The Federal Reserve raised the federal funds rate by 0.75 percentage point for the fourth time in early November, marking an unprecedented pace of rate hikes.
The benchmark short-term borrowing rate has been raised six times this year in an effort to cool down inflation, which is still near 40-year highs and causing most consumers to feel increasingly cash strapped.
The Fed noted in a policy statement that the “cumulative” impact of its hikes are being considered relative to determining future rate increases. Economists are hoping this
signals plans to “step-down” the pace of increases going forward, which could mean a half point hike at the December 13-14 meeting and then a few smaller increases in 2023.
What The Federal Funds Rate Means To You
The federal funds rate, which is set by the central bank, is the interest rate at which banks borrow and lend to one another overnight.

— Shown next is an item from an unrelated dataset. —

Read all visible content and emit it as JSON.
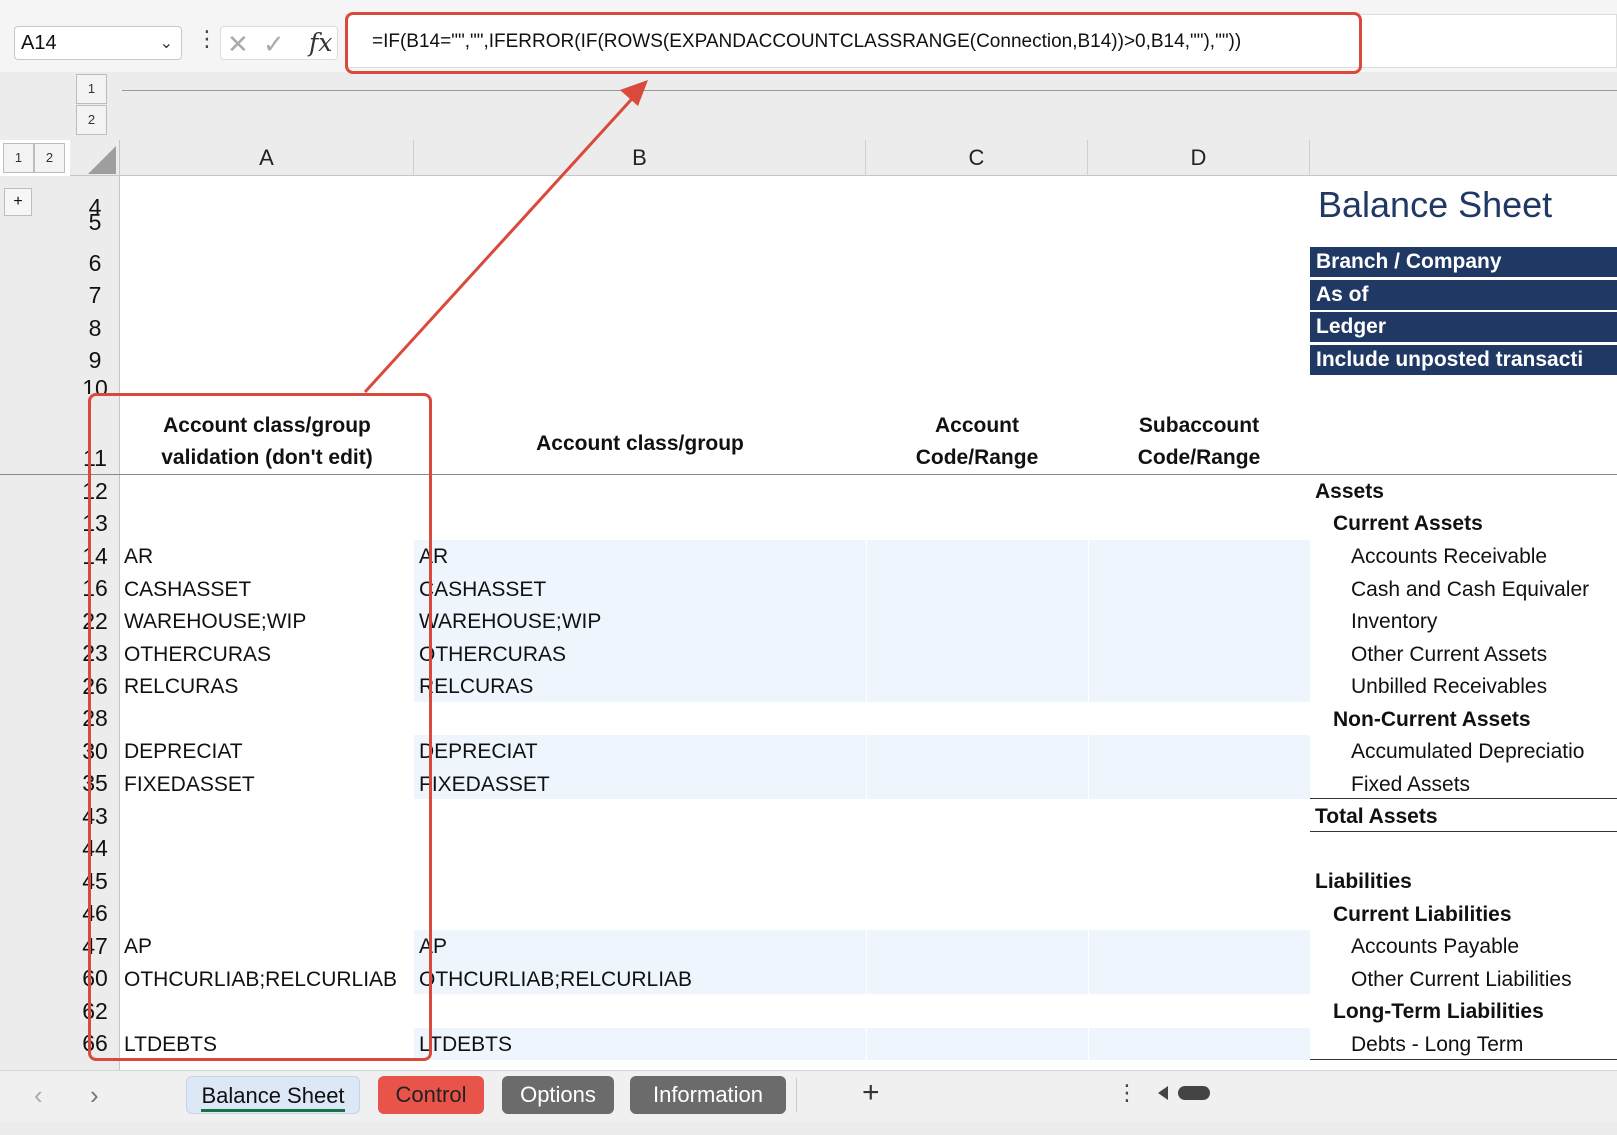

Although that’s not the rate consumers
pay, the Fed’s decisions affect the borrowing and saving rates they see every day.
By raising rates, the Fed makes it more costly to use financing, causing people to borrow and spend less, effectively pumping the brakes on the economy and slowing down the pace of price increases.
“Unfortunately, the economy will slow much faster than inflation, so we’ll feel the pain well before we see any gain,” said Greg McBride, Bankrate.com’s chief financial analyst.
Already, “mortgage rates have rocketed to 16-year highs, home equity lines of credit are the highest in 14 years, and car loan rates are at 11-year highs,” said McBride.
How Higher Rates Affect Borrowers
Even though 15-year and 30-year mortgage rates are fixed and tied to Treasury yields and the economy, anyone shopping for a home has lost considerable purchasing power in part because of inflation and the Fed’s rate hikes.
30 Year Fixed Rate Mortgage Comparison For A $300,000 Loan
Dec 2021 Nov 2022
Rate / Payment Rate / Payment
3.11% / $1,283 7.08% / $2,012
That’s an extra $729 a month, an increase of $8,748 per year, and $262,440 more over the lifetime of the loan, according to LendingTree.
The increase in mortgage rates since the start of 2022 has the same impact on affordability as a 35% increase in home prices, according to McBride’s analysis.
“If you had been approved for a $300,000 mortgage in the beginning of the year, that’s the equivalent of less than $200,000 today.”
Interest rates for adjustable rate mortgages and home equity lines of credit are pegged to the prime rate, and will also eventually increase. Most ARMs adjust once a year, but a HELOC adjusts right away.
Meanwhile, consider boosting your emergency savings since savings rates have also increased. Sleep better at night knowing you have some money tucked away just in case.
Call me to discuss your options for a refinance or financing your next home!